■ **What you are asked to do**: Find the word "profile" in the records below. List each line containing it.

Material provided START

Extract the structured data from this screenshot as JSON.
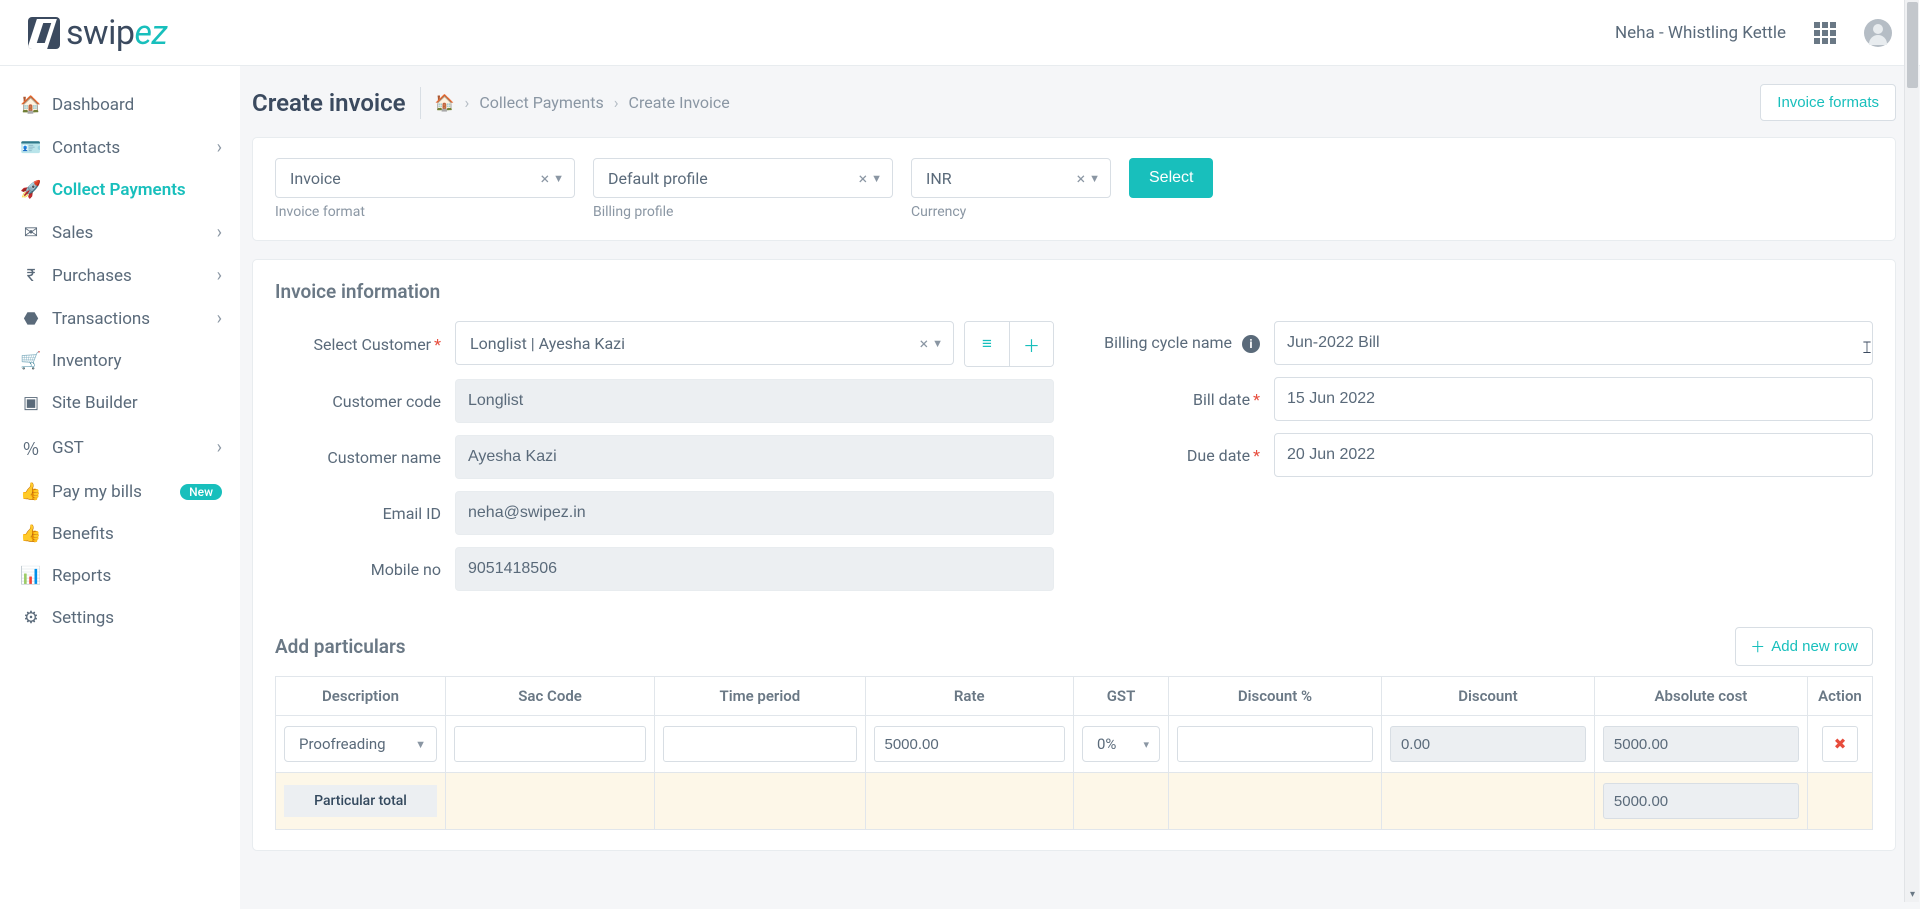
{
  "header": {
    "user_name": "Neha - Whistling Kettle"
  },
  "sidebar": {
    "items": [
      {
        "label": "Dashboard",
        "icon": "🏠",
        "expandable": false
      },
      {
        "label": "Contacts",
        "icon": "👤",
        "expandable": true
      },
      {
        "label": "Collect Payments",
        "icon": "🚀",
        "expandable": false,
        "active": true
      },
      {
        "label": "Sales",
        "icon": "✉",
        "expandable": true
      },
      {
        "label": "Purchases",
        "icon": "₹",
        "expandable": true
      },
      {
        "label": "Transactions",
        "icon": "🗂",
        "expandable": true
      },
      {
        "label": "Inventory",
        "icon": "🛒",
        "expandable": false
      },
      {
        "label": "Site Builder",
        "icon": "🖥",
        "expandable": false
      },
      {
        "label": "GST",
        "icon": "％",
        "expandable": true
      },
      {
        "label": "Pay my bills",
        "icon": "👍",
        "expandable": false,
        "badge": "New"
      },
      {
        "label": "Benefits",
        "icon": "👍",
        "expandable": false
      },
      {
        "label": "Reports",
        "icon": "📊",
        "expandable": false
      },
      {
        "label": "Settings",
        "icon": "⚙",
        "expandable": false
      }
    ]
  },
  "page": {
    "title": "Create invoice",
    "breadcrumb": {
      "home": "🏠",
      "l1": "Collect Payments",
      "l2": "Create Invoice"
    },
    "invoice_formats_btn": "Invoice formats"
  },
  "selectors": {
    "format": {
      "value": "Invoice",
      "label": "Invoice format"
    },
    "profile": {
      "value": "Default profile",
      "label": "Billing profile"
    },
    "currency": {
      "value": "INR",
      "label": "Currency"
    },
    "select_btn": "Select"
  },
  "invoice_info": {
    "section_title": "Invoice information",
    "labels": {
      "select_customer": "Select Customer",
      "customer_code": "Customer code",
      "customer_name": "Customer name",
      "email": "Email ID",
      "mobile": "Mobile no",
      "billing_cycle": "Billing cycle name",
      "bill_date": "Bill date",
      "due_date": "Due date"
    },
    "values": {
      "customer_select": "Longlist | Ayesha Kazi",
      "customer_code": "Longlist",
      "customer_name": "Ayesha Kazi",
      "email": "neha@swipez.in",
      "mobile": "9051418506",
      "billing_cycle": "Jun-2022 Bill",
      "bill_date": "15 Jun 2022",
      "due_date": "20 Jun 2022"
    }
  },
  "particulars": {
    "section_title": "Add particulars",
    "add_row_btn": "Add new row",
    "columns": [
      "Description",
      "Sac Code",
      "Time period",
      "Rate",
      "GST",
      "Discount %",
      "Discount",
      "Absolute cost",
      "Action"
    ],
    "rows": [
      {
        "description": "Proofreading",
        "sac": "",
        "time": "",
        "rate": "5000.00",
        "gst": "0%",
        "discount_pct": "",
        "discount": "0.00",
        "absolute": "5000.00"
      }
    ],
    "total": {
      "label": "Particular total",
      "absolute": "5000.00"
    }
  }
}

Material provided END

■ **Answer box**:
    "profile": {
      "value": "Default profile",
      "label": "Billing profile"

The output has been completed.